Music / Features
Welcome to the Prom -
A chat with Wilson's Prom
Words by Josh Hicks
Thursday 10th December, 2020
Both indie-rock powerhouses in their own rights, the whimsical concoction of Feelds and Merpire on their debut EP as Wilson’s Prom finds the pair amalgamating their expertise in crafting evocative and charismatic alternative-pop. Anchored thematically by the going-ons of a 1950’s high school prom, the six track EP was one born of earnest nostalgia, but overflows with a resonance that transcends the multi-decadal genre-defying narrative that they’ve woven through the entire release.
Looking back on our high school years can often be a polarising experience; with some looking back fondly on the ‘best years of their lives’ while others shrinking inward with self-doubt, heart ache and of course, the solitude of not being understood by anyone in a way only a 17 can be. On Wilson’s Prom’s self-titled EP, the group - a collaboration between Rhiannon Atkinson-Howatt and James Seymour better known by their respective stage names of Merpire and Feelds - tap into this fervent emotion, in which one feeling can become a person’s entire world for a moment. Although telling a story from the perspective of multiple characters attending their high school prom, the EP manages to leap between genres, moods and time-periods effortlessly, resulting in a timeless record worthy of any coming of age story.

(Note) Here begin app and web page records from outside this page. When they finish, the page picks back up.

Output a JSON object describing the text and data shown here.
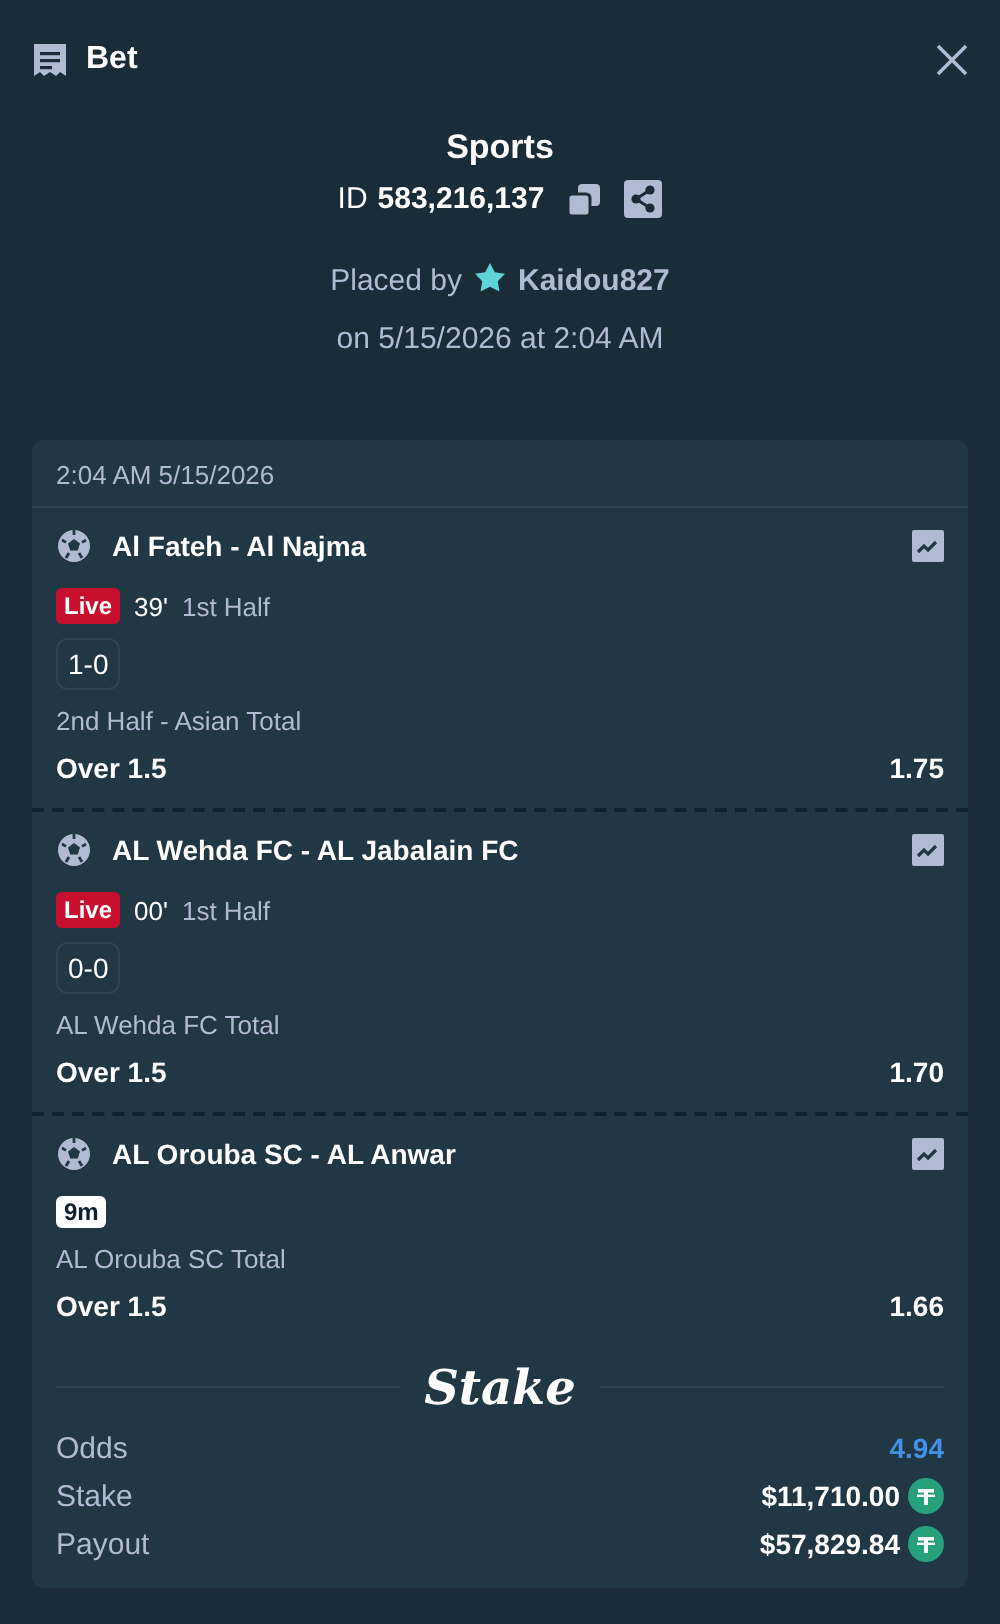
{
  "header": {
    "title": "Bet"
  },
  "summary": {
    "category": "Sports",
    "id_label": "ID",
    "id_value": "583,216,137",
    "placed_by_label": "Placed by",
    "user": "Kaidou827",
    "placed_on": "on 5/15/2026 at 2:04 AM"
  },
  "card": {
    "timestamp": "2:04 AM 5/15/2026",
    "legs": [
      {
        "match": "Al Fateh - Al Najma",
        "kind": "live",
        "badge": "Live",
        "minute": "39'",
        "period": "1st Half",
        "score": "1-0",
        "market": "2nd Half - Asian Total",
        "outcome": "Over 1.5",
        "odds": "1.75"
      },
      {
        "match": "AL Wehda FC - AL Jabalain FC",
        "kind": "live",
        "badge": "Live",
        "minute": "00'",
        "period": "1st Half",
        "score": "0-0",
        "market": "AL Wehda FC Total",
        "outcome": "Over 1.5",
        "odds": "1.70"
      },
      {
        "match": "AL Orouba SC - AL Anwar",
        "kind": "upcoming",
        "badge": "9m",
        "market": "AL Orouba SC Total",
        "outcome": "Over 1.5",
        "odds": "1.66"
      }
    ],
    "brand": "Stake",
    "totals": [
      {
        "label": "Odds",
        "value": "4.94",
        "kind": "odds"
      },
      {
        "label": "Stake",
        "value": "$11,710.00",
        "kind": "amount"
      },
      {
        "label": "Payout",
        "value": "$57,829.84",
        "kind": "amount"
      }
    ]
  }
}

Already frequent collaborators, the emergence of Wilson’s Prom feels like it could’ve been a long time coming, with James producing the last several Merpire releases and Rhiannon appearing on the last Feelds records. However, when the Victorian lockdown came about, the project become a natural progression for the pair to dive into shared music-making without the pressure of the pre-established expectations of their other acts.

As James explains, “it was a blessing, in that we both felt like we could put the brakes on Feelds and Merpire, mainly because I was working on a new studio in Brunswick and it was the perfect time to do something new. It started in lockdown and was just going to be this Feelds and Merpire co-write thing and then we wrote more than one [song], and then we wrote more than two and then decided to make it its own thing. Though we did write one a year before Covid with this band called Smoke Rings who we’re great friends with, and just had this night where we got together with them and wrote what would come to be the track ‘Small Disaster’.”

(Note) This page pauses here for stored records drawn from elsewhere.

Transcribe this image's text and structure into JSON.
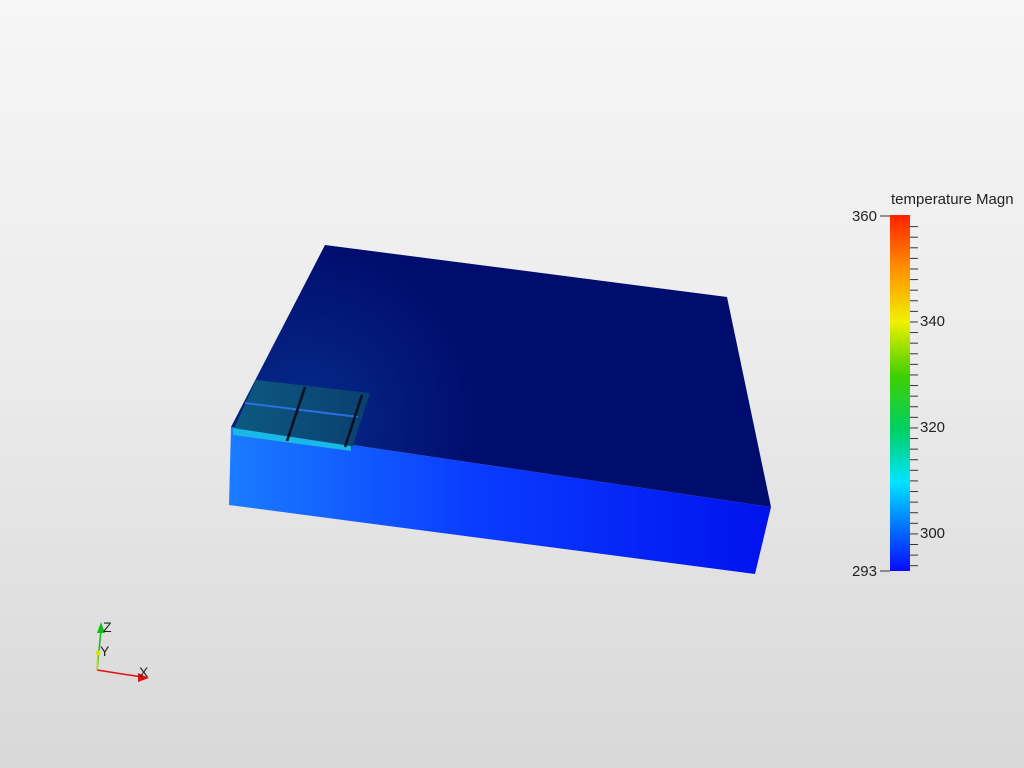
{
  "viewer": {
    "scalar_bar": {
      "title": "temperature Magn",
      "range": [
        293,
        360
      ],
      "max_label": "360",
      "min_label": "293",
      "labels": [
        "340",
        "320",
        "300"
      ],
      "label_values": [
        340,
        320,
        300
      ],
      "colormap": [
        "#0a0aff",
        "#0070ff",
        "#00e4ff",
        "#00d060",
        "#40d000",
        "#f0f000",
        "#ff9000",
        "#ff2000"
      ]
    },
    "orientation_axes": {
      "x_label": "X",
      "y_label": "Y",
      "z_label": "Z",
      "x_color": "#e01010",
      "y_color": "#e0e000",
      "z_color": "#10c010"
    },
    "model": {
      "top_color": "#000c6e",
      "side_color_left": "#1a78ff",
      "side_color_right": "#0010f0",
      "chip_color": "#0d4a78"
    }
  }
}
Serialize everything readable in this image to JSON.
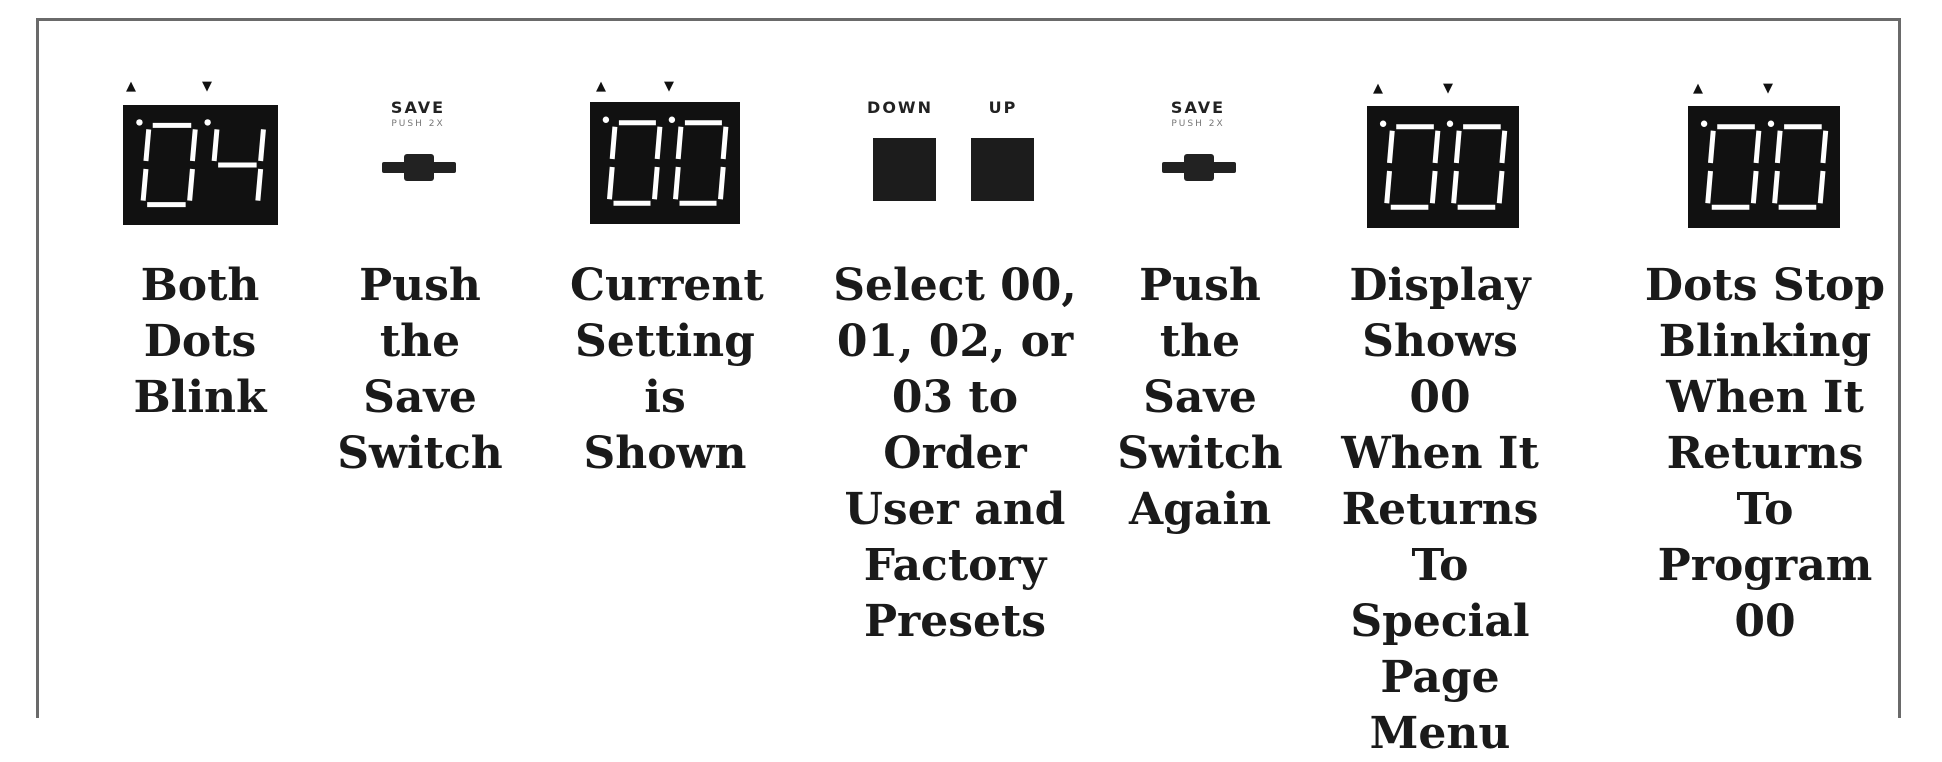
{
  "steps": [
    {
      "display": "04",
      "caption": [
        "Both",
        "Dots",
        "Blink"
      ]
    },
    {
      "switch_label": "SAVE",
      "switch_sub": "PUSH 2X",
      "caption": [
        "Push",
        "the",
        "Save",
        "Switch"
      ]
    },
    {
      "display": "00",
      "caption": [
        "Current",
        "Setting",
        "is",
        "Shown"
      ]
    },
    {
      "buttons": [
        "DOWN",
        "UP"
      ],
      "caption": [
        "Select 00,",
        "01, 02, or",
        "03 to",
        "Order",
        "User and",
        "Factory",
        "Presets"
      ]
    },
    {
      "switch_label": "SAVE",
      "switch_sub": "PUSH 2X",
      "caption": [
        "Push",
        "the",
        "Save",
        "Switch",
        "Again"
      ]
    },
    {
      "display": "00",
      "caption": [
        "Display",
        "Shows 00",
        "When It",
        "Returns",
        "To",
        "Special",
        "Page",
        "Menu"
      ]
    },
    {
      "display": "00",
      "caption": [
        "Dots Stop",
        "Blinking",
        "When  It",
        "Returns",
        "To",
        "Program",
        "00"
      ]
    }
  ],
  "icons": {
    "dot_left": "up-triangle-icon",
    "dot_right": "down-triangle-icon"
  }
}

With its 50’s doo-wop swing and wistful duet vocals, this initial track lay the foundation for the rest of the EP’s narrative. Rhiannon explains, “the story within that track shapes the story within the whole EP, which is also where the prom theme came from. In ‘Small Disaster’, we have the girl which we called ‘The Girl’ who is in love with Bobby, but Bobby is in love with the jock, ‘The Prom King’, and being in the 1950s and it being very taboo to be interested in the opposite sex it was all very secretive. But we wanted to explore that high school feeling where every single thought that they have is their entire world and there is nothing else that could matter outside of that… What Wilson’s Prom has taught me is how to write songs where the detail is fictional, but the feelings are very much something you can relate to. Which has helped me with my writing now.”
Our conversation moves to the unique, time-shifting concept of the prom band theme and how the idea came together. As Rhiannon shares, “we wanted to serve each song as it naturally came together, but we had this idea that each character and their perspective could be a decade within their imagination… so we spent a lot of time exploring different sounds, effects on our voices and on the synths and different drummers”.

There are not one but five different drummers performing on the EP, spanning across the course of the listen and giving individual characteristics to each track that makes them feel like their own little pocket dimension within the prom.

Speaking about this decision, James explains, “each drummer had their own timing, and makes their own different stylistic choices. I think it is something that happened quite naturally just like the EP did. The first song we did was ‘Love Fool’ and we got Jarred [Young], the drummer from Feelds. Then we thought ‘oh, we should get Jess [Elwood] from Merpire to play on one’ (‘Shapeshifter’). And for the song we wrote with Smoke Rings, Liam [Gough] from The Teskey Brothers plays drums for them, so it kinda makes sense for him to play on that one (‘Small Disaster’). So we thought why don’t we just go all out and get someone else for the last one… I saw that Zach [Levine] from Pinegrove had a little set up at home and was looking for things to drum on, and reached out and he loved it and we loved what he did with it. All their sounds were slightly different as well, they had their own rooms, own microphones and recording skills, so that was really fun for me personally to delve into when mixing it.”

Wilson’s Prom’s self-titled EP is a true conceptual marvel, a pleasure to listen to and an example of the capabilities of collaboration even without direct contact. With any luck we’ll be seeing the group playing their first show soon, but until then, there’s a whole universe to explore by diving into the world of Wilson’s Prom head first.

Wilson’s Prom is out now in all the usual places.